What you are asked to do: Copy each line of the entries that contains the word "title".

BEGIN

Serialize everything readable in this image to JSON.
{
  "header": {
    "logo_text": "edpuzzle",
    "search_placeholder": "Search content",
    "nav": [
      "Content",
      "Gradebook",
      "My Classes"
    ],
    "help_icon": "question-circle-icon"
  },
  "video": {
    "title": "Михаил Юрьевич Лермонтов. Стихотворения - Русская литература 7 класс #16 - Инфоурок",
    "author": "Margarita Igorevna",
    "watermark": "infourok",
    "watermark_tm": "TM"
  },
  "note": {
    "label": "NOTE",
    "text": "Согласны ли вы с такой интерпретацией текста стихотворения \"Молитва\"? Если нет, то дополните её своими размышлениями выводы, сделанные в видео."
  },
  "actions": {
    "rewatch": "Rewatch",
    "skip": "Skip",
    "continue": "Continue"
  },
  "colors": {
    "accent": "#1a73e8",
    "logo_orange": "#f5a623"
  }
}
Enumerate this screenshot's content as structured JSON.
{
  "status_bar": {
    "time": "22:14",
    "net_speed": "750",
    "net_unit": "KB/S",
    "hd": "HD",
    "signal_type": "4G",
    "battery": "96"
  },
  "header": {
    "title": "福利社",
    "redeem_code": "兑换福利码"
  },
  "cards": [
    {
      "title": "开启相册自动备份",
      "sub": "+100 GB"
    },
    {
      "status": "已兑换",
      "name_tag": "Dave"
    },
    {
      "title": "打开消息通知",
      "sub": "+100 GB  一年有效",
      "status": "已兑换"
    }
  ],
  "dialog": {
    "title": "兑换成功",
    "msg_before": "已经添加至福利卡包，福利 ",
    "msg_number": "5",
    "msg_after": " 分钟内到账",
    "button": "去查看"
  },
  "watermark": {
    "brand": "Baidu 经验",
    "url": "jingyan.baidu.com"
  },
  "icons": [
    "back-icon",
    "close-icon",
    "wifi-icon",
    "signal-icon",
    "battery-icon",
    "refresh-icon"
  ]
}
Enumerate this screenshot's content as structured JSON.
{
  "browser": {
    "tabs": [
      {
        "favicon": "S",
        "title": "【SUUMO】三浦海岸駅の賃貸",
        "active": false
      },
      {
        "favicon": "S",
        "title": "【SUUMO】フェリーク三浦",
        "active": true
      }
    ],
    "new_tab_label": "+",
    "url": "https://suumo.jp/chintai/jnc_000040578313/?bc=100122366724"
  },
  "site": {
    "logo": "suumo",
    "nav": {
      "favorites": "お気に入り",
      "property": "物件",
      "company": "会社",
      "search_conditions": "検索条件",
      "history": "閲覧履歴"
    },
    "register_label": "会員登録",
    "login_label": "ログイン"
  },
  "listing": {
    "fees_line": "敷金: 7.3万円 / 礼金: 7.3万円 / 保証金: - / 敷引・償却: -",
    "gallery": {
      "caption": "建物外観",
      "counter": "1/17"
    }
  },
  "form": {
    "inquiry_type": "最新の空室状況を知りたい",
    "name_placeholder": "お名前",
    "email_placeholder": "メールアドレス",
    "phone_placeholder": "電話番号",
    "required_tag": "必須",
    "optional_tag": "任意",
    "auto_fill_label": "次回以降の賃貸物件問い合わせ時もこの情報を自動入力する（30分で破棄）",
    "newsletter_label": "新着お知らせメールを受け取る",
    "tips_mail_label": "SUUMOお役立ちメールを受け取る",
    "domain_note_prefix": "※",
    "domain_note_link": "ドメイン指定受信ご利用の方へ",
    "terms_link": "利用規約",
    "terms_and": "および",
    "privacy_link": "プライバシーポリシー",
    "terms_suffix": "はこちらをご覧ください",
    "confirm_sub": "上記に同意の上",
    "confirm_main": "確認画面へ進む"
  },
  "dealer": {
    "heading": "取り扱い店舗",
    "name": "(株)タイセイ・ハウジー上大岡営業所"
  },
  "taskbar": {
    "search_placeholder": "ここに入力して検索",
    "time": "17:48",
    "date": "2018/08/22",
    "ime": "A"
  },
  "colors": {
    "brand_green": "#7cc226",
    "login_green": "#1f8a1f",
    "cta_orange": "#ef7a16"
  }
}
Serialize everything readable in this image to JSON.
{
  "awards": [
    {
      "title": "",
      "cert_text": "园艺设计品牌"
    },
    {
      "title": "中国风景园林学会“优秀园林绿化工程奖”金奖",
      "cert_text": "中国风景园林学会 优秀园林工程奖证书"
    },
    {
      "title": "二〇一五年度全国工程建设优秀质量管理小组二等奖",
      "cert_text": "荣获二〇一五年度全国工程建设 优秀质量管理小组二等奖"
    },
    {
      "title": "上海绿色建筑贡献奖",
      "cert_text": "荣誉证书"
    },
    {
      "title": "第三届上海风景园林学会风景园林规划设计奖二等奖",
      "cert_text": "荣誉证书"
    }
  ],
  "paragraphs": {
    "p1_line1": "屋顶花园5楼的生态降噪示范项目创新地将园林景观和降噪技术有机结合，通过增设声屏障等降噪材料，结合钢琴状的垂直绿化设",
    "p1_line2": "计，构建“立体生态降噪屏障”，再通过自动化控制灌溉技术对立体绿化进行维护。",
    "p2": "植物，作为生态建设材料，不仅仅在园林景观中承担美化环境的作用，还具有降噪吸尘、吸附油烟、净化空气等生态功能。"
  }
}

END

Written solution:
    "title": "Михаил Юрьевич Лермонтов. Стихотворения - Русская литература 7 класс #16 - Инфоурок",
    "title": "福利社",
      "title": "开启相册自动备份",
      "title": "打开消息通知",
    "title": "兑换成功",
        "title": "【SUUMO】三浦海岸駅の賃貸",
        "title": "【SUUMO】フェリーク三浦",
      "title": "",
      "title": "中国风景园林学会“优秀园林绿化工程奖”金奖",
      "title": "二〇一五年度全国工程建设优秀质量管理小组二等奖",
      "title": "上海绿色建筑贡献奖",
      "title": "第三届上海风景园林学会风景园林规划设计奖二等奖",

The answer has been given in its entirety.